U.S. House, Arizona District 4 General Election, 2010
Party Candidate Vote % Votes
     Democratic Green check mark transparent.pngEd Pastor Incumbent 66.9% 61,524
     Republican Janet Contreras 27.5% 25,300
     Libertarian Joe Cobb 3% 2,718
     Green Rebecca Dewitt 2.6% 2,365
Total Votes 91,907

See also

External links

References

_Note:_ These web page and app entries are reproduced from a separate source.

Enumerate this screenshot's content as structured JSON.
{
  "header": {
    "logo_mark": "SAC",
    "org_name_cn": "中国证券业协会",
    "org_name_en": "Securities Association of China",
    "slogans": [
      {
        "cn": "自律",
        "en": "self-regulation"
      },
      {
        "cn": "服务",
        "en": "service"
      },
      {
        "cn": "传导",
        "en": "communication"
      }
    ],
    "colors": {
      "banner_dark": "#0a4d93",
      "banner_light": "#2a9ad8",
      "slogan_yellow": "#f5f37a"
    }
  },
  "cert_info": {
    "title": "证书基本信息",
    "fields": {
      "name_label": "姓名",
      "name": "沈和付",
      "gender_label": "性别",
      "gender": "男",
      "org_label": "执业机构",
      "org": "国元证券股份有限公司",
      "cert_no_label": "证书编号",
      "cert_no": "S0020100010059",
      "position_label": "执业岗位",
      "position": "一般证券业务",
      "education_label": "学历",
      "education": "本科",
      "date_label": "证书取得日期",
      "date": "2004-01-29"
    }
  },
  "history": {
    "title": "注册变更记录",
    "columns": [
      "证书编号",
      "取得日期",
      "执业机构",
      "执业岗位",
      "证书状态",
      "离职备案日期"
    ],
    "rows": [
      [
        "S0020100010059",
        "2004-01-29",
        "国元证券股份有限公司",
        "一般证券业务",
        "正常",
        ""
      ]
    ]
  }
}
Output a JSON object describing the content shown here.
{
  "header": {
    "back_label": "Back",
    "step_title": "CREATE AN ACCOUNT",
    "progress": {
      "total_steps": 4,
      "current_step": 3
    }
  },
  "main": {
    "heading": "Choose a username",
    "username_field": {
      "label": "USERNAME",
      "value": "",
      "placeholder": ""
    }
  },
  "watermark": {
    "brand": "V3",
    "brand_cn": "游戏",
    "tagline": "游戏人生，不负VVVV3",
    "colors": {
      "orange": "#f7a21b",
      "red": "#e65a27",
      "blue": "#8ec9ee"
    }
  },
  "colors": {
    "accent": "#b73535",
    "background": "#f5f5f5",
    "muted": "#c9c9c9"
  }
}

  1. ABC News, "2012 General Election Results," accessed November 6, 2012
  2. Fair Vote, "Congressional and Presidential Primaries: Open, Closed, Semi-Closed, and 'Top Two,'" accessed January 2, 2014
  3. Arizona Secretary of State, "Important Dates," accessed June 29, 2012
  4. 4.0 4.1 Phoenix Business Journal "Gould in, Gosar moves, Quayle ponders as 2012 Arizona races take shape," January 11, 2012
  5. Arizona Redistricting, "Map" accessed July 7, 2012
  6. The Arizona Republic, "Democrat running in Arizona's District 4," February 12, 2012
  7. Roll Call "Paul Gosar to Switch Districts to Seek Re-Election," January 9, 2012
  8. Primary candidate list
  9. The Hill, "Embattled sheriff drops Arizona House bid," May 11, 12
  10. Moonshadow Mobile's CensusViewer, "Arizona's congressional districts 2001-2011 comparison"
  11. Labels & Lists, "VoterMapping software voter counts"
  12. Arizona Secretary of State, "State of Arizona Registration Report," April 23, 2012
  13. "2011 Redistricting and 2012 Elections in Arizona," September 2012
  14. Cook Political Report, "Partisan Voting Index Districts of the 113th Congress: 2004 & 2008" accessed October 2012
  15. Federal Election Commission, "Paul Gosar April Quarterly," accessed August 23, 2012
  16. Federal Election Commission, "Paul Gosar July Quarterly," accessed August 23, 2012
  17. Federal Election Commission, "Paul Gosar Pre-Primary," accessed August 23, 2012
  18. Federal Election Commission, "Ron Gould April Quarterly," accessed August 23, 2012
  19. Federal Election Commission, "Ron Gould July Quarterly," accessed August 23, 2012
  20. Federal Election Commission, "Ron Gould Pre-Primary," accessed August 23, 2012
  21. Federal Election Commission, "Rick Murphy July Quarterly," accessed August 23, 2012
  22. Federal Election Commission, "Rick Murphy Pre-Primary," accessed August 23, 2012
  23. U.S. Congress House Clerk, "Statistics of the Congressional Election of November 2, 2010," accessed March 28, 2013